The funds are made available from President Joe Biden’s Bipartisan Infrastructure Law ($2 billion) and the Consolidated Appropriations Act of 2021 ($980 million), according to Wednesday's release.
In a Wednesday release, the NTIA said the funding from the Bipartisan Infrastructure Law would assist the Passamaquoddy Tribe of Indian Township in creating and implementing digital inclusion, distance learning, and telehealth and telework programs for the benefit of their tribal members.
The award is part of the Biden administration’s effort to connect everyone in America to affordable, reliable, high-speed Internet service. Maine Gov. Janet Mills has also said her goal is for a high-speed internet connection to be available to everyone in Maine by the end of 2024.

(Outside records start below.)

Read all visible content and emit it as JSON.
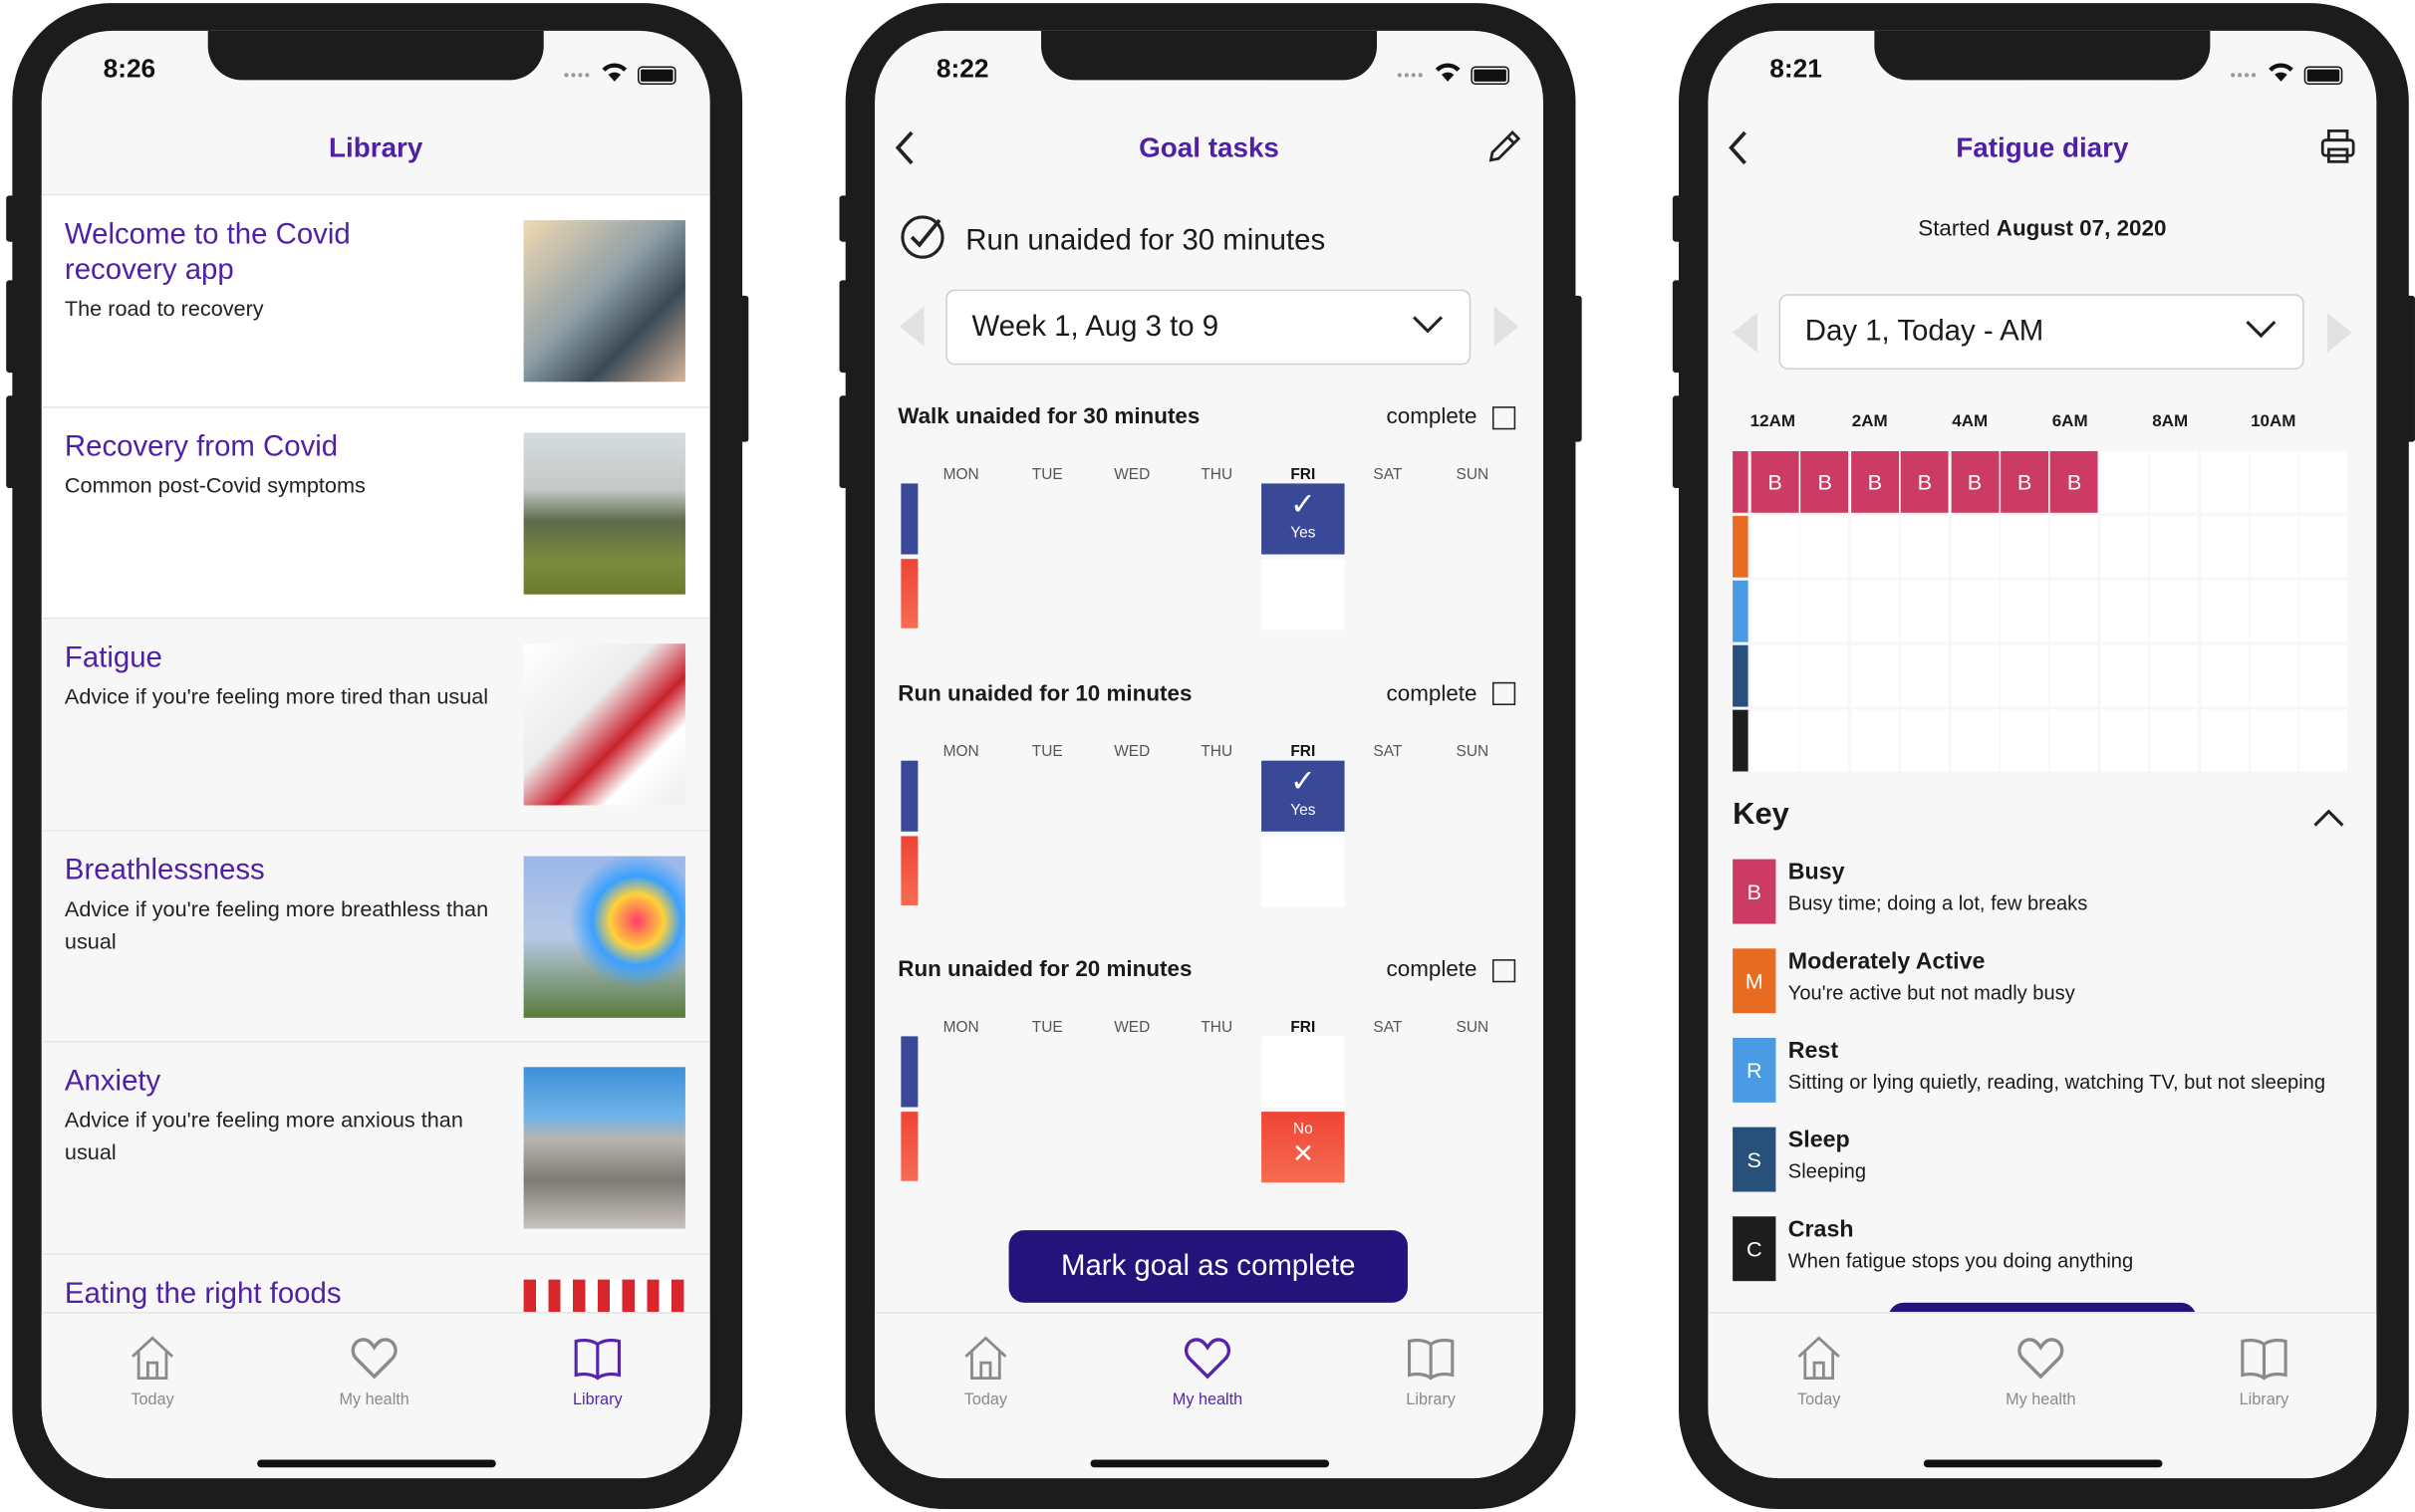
{
  "colors": {
    "accent": "#4f1fa8",
    "button": "#25137c",
    "yes": "#3a4898",
    "no": "#f04a3a",
    "busy": "#cc3b63",
    "moderate": "#e86b22",
    "rest": "#4a9be4",
    "sleep": "#27507a",
    "crash": "#1d1d1d"
  },
  "tabs": [
    {
      "label": "Today",
      "icon": "home-icon"
    },
    {
      "label": "My health",
      "icon": "heart-icon"
    },
    {
      "label": "Library",
      "icon": "book-icon"
    }
  ],
  "library": {
    "time": "8:26",
    "title": "Library",
    "active_tab": 2,
    "items": [
      {
        "title": "Welcome to the Covid recovery app",
        "subtitle": "The road to recovery",
        "image": "phone-in-hand"
      },
      {
        "title": "Recovery from Covid",
        "subtitle": "Common post-Covid symptoms",
        "image": "mountain-landscape"
      },
      {
        "title": "Fatigue",
        "subtitle": "Advice if you're feeling more tired than usual",
        "image": "toothpaste-tube"
      },
      {
        "title": "Breathlessness",
        "subtitle": "Advice if you're feeling more breathless than usual",
        "image": "pinwheel"
      },
      {
        "title": "Anxiety",
        "subtitle": "Advice if you're feeling more anxious than usual",
        "image": "stacked-rocks"
      },
      {
        "title": "Eating the right foods",
        "subtitle": "",
        "image": "checkered-tablecloth"
      }
    ]
  },
  "goals": {
    "time": "8:22",
    "title": "Goal tasks",
    "active_tab": 1,
    "goal": "Run unaided for 30 minutes",
    "week": "Week 1, Aug 3 to 9",
    "days": [
      "MON",
      "TUE",
      "WED",
      "THU",
      "FRI",
      "SAT",
      "SUN"
    ],
    "complete_label": "complete",
    "tasks": [
      {
        "title": "Walk unaided for 30 minutes",
        "fri": "Yes",
        "complete": false
      },
      {
        "title": "Run unaided for 10 minutes",
        "fri": "Yes",
        "complete": false
      },
      {
        "title": "Run unaided for 20 minutes",
        "fri": "No",
        "complete": false
      }
    ],
    "button": "Mark goal as complete"
  },
  "diary": {
    "time": "8:21",
    "title": "Fatigue diary",
    "started_prefix": "Started ",
    "started_date": "August 07, 2020",
    "day": "Day 1, Today - AM",
    "hours": [
      "12AM",
      "2AM",
      "4AM",
      "6AM",
      "8AM",
      "10AM"
    ],
    "busy_slots": 7,
    "slot_letter": "B",
    "key_title": "Key",
    "key": [
      {
        "letter": "B",
        "title": "Busy",
        "desc": "Busy time; doing a lot, few breaks",
        "color": "#cc3b63"
      },
      {
        "letter": "M",
        "title": "Moderately Active",
        "desc": "You're active but not madly busy",
        "color": "#e86b22"
      },
      {
        "letter": "R",
        "title": "Rest",
        "desc": "Sitting or lying quietly, reading, watching TV, but not sleeping",
        "color": "#4a9be4"
      },
      {
        "letter": "S",
        "title": "Sleep",
        "desc": "Sleeping",
        "color": "#27507a"
      },
      {
        "letter": "C",
        "title": "Crash",
        "desc": "When fatigue stops you doing anything",
        "color": "#1d1d1d"
      }
    ]
  }
}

“The Biden-Harris Administration is committed to connecting all Tribal communities to affordable and reliable high-speed Internet service,” Secretary of Commerce Gina Raimondo said. “The investments we announced today are a crucial step in closing the digital divide in Indian country.”

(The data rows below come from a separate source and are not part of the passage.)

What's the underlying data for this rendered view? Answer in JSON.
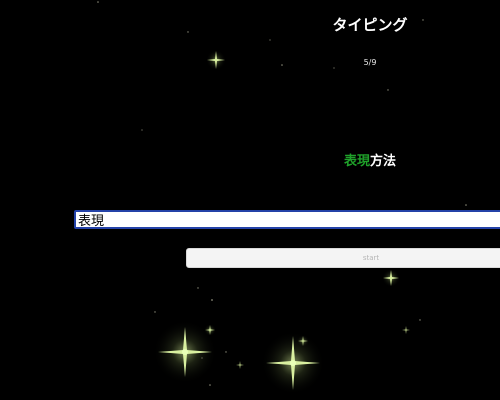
{
  "header": {
    "title": "タイピング",
    "progress_text": "5/9"
  },
  "word": {
    "typed": "表現",
    "remaining": "方法"
  },
  "input": {
    "value": "表現"
  },
  "start_button": {
    "label": "start"
  },
  "colors": {
    "background": "#000000",
    "typed_text": "#1fa12a",
    "remaining_text": "#ffffff",
    "input_border": "#2442a8",
    "sparkle": "#d9f0a0"
  }
}
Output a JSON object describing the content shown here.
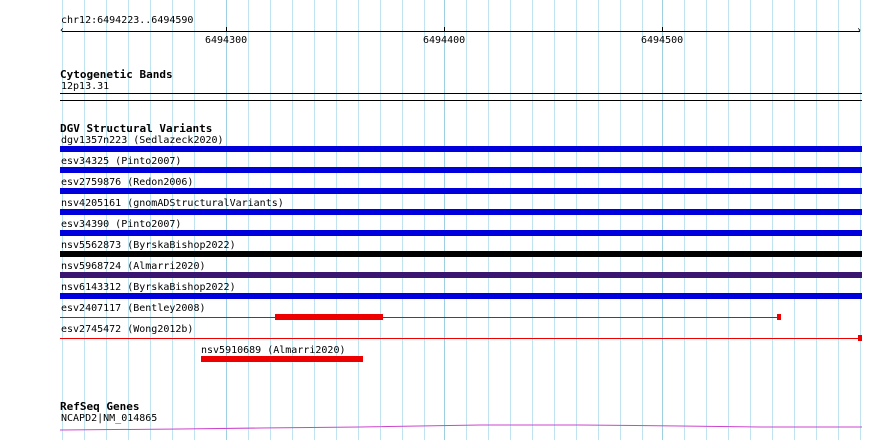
{
  "coordinates": {
    "label": "chr12:6494223..6494590",
    "ticks": [
      "6494300",
      "6494400",
      "6494500"
    ]
  },
  "cytogenetic_bands": {
    "title": "Cytogenetic Bands",
    "band": "12p13.31"
  },
  "dgv": {
    "title": "DGV Structural Variants",
    "features": [
      {
        "label": "dgv1357n223 (Sedlazeck2020)",
        "color": "#0000dd"
      },
      {
        "label": "esv34325 (Pinto2007)",
        "color": "#0000dd"
      },
      {
        "label": "esv2759876 (Redon2006)",
        "color": "#0000dd"
      },
      {
        "label": "nsv4205161 (gnomADStructuralVariants)",
        "color": "#0000dd"
      },
      {
        "label": "esv34390 (Pinto2007)",
        "color": "#0000dd"
      },
      {
        "label": "nsv5562873 (ByrskaBishop2022)",
        "color": "#000000"
      },
      {
        "label": "nsv5968724 (Almarri2020)",
        "color": "#3a1670"
      },
      {
        "label": "nsv6143312 (ByrskaBishop2022)",
        "color": "#0000dd"
      },
      {
        "label": "esv2407117 (Bentley2008)",
        "color": "#ee0000"
      },
      {
        "label": "esv2745472 (Wong2012b)",
        "color": "#ee0000"
      },
      {
        "label": "nsv5910689 (Almarri2020)",
        "color": "#ee0000"
      }
    ]
  },
  "refseq": {
    "title": "RefSeq Genes",
    "gene": "NCAPD2|NM_014865",
    "color": "#cc44cc"
  }
}
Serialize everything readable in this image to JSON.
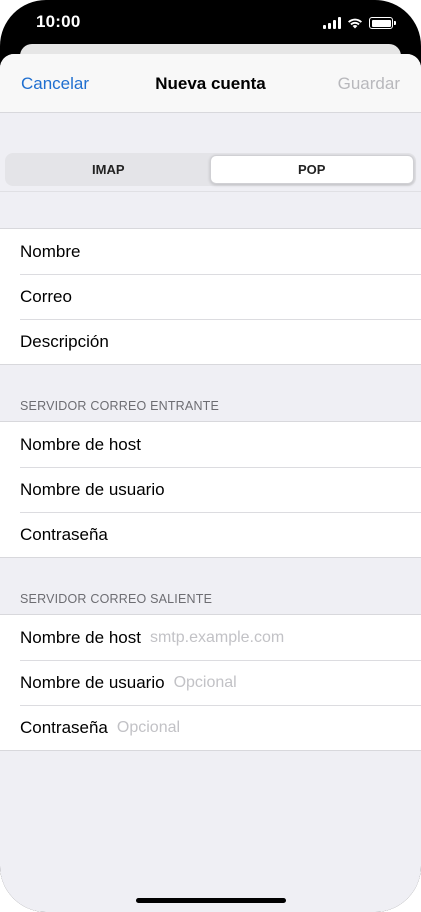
{
  "status_bar": {
    "time": "10:00",
    "signal_icon": "cellular-signal-icon",
    "wifi_icon": "wifi-icon",
    "battery_icon": "battery-icon"
  },
  "nav": {
    "cancel_label": "Cancelar",
    "title": "Nueva cuenta",
    "save_label": "Guardar"
  },
  "segmented": {
    "options": [
      "IMAP",
      "POP"
    ],
    "selected": "POP"
  },
  "account": {
    "rows": [
      {
        "label": "Nombre",
        "placeholder": ""
      },
      {
        "label": "Correo",
        "placeholder": ""
      },
      {
        "label": "Descripción",
        "placeholder": ""
      }
    ]
  },
  "incoming": {
    "header": "SERVIDOR CORREO ENTRANTE",
    "rows": [
      {
        "label": "Nombre de host",
        "placeholder": ""
      },
      {
        "label": "Nombre de usuario",
        "placeholder": ""
      },
      {
        "label": "Contraseña",
        "placeholder": ""
      }
    ]
  },
  "outgoing": {
    "header": "SERVIDOR CORREO SALIENTE",
    "rows": [
      {
        "label": "Nombre de host",
        "placeholder": "smtp.example.com"
      },
      {
        "label": "Nombre de usuario",
        "placeholder": "Opcional"
      },
      {
        "label": "Contraseña",
        "placeholder": "Opcional"
      }
    ]
  },
  "colors": {
    "accent": "#1f6fd0",
    "disabled": "#b8b8bc",
    "background": "#efeff4"
  }
}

The NTIA said Deputy Assistant Secretary of Commerce April McClain-Delaney met with Passamaquoddy Tribe - Indian Township Chief William Nicholas last week in Waterville to celebrate the award.

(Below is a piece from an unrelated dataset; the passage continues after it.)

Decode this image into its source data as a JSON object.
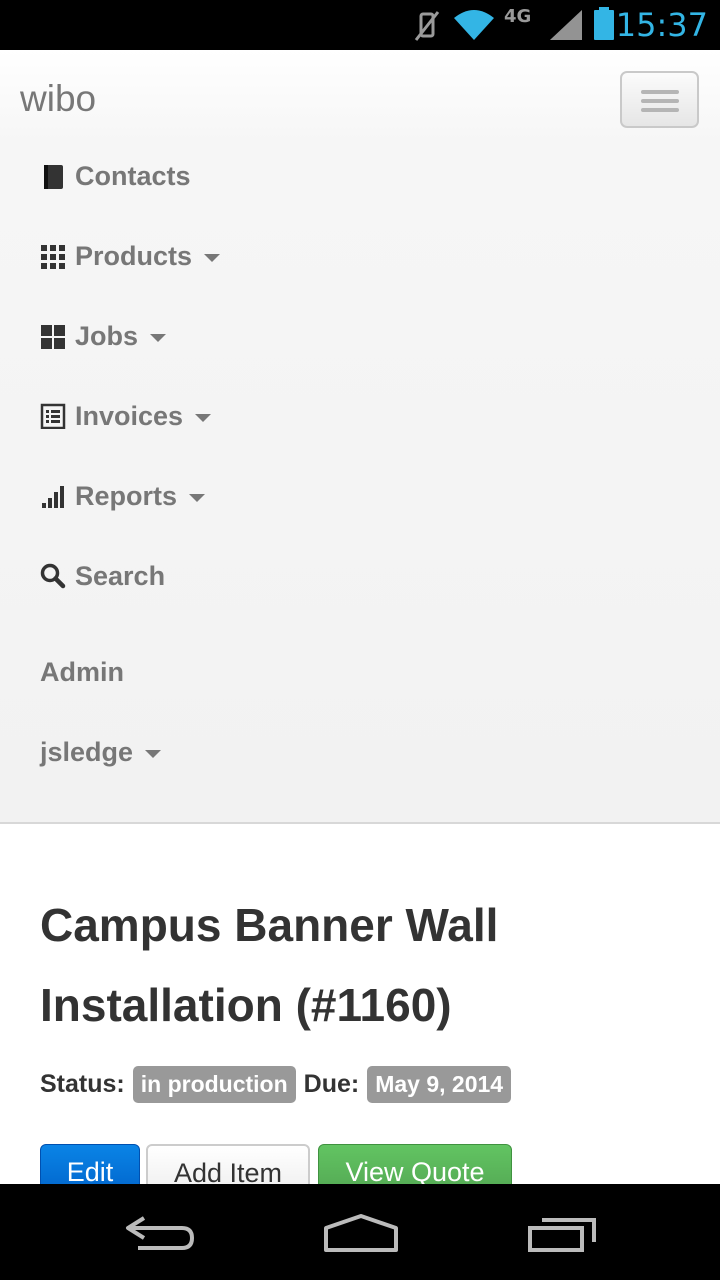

"We understand that reliable internet is no longer a luxury and is now an essential utility. This award is the first step in optimizing utilization of our new fiber infrastructure," Nicholas said in Wednesday's release. "We are excited to work toward expanded education, health care, and workforce development opportunities for our community and ensuring that Passamaquoddy people have access to affordable, adequate internet."
The NTIA said an additional Notice of Funding Opportunity (NOFO) for $1 billion in funds from the Bipartisan Infrastructure Law would be announced in the coming months. The NTIA held three tribal consultations with tribal leaders to solicit their input on the upcoming NOFO.
“From spurring economic development and employment opportunities to supporting telemedicine and education, access to affordable, high-speed Internet is critical to the vitality of rural communities,” Sens. Susan Collins and Angus King said in a joint statement Friday. “This investment from the bipartisan infrastructure law will help more members of the Passamaquoddy Tribe to reap the benefits of broadband. We are pleased to see the continued impact of this bipartisan legislation to help close the digital divide and support Maine’s Tribal communities.”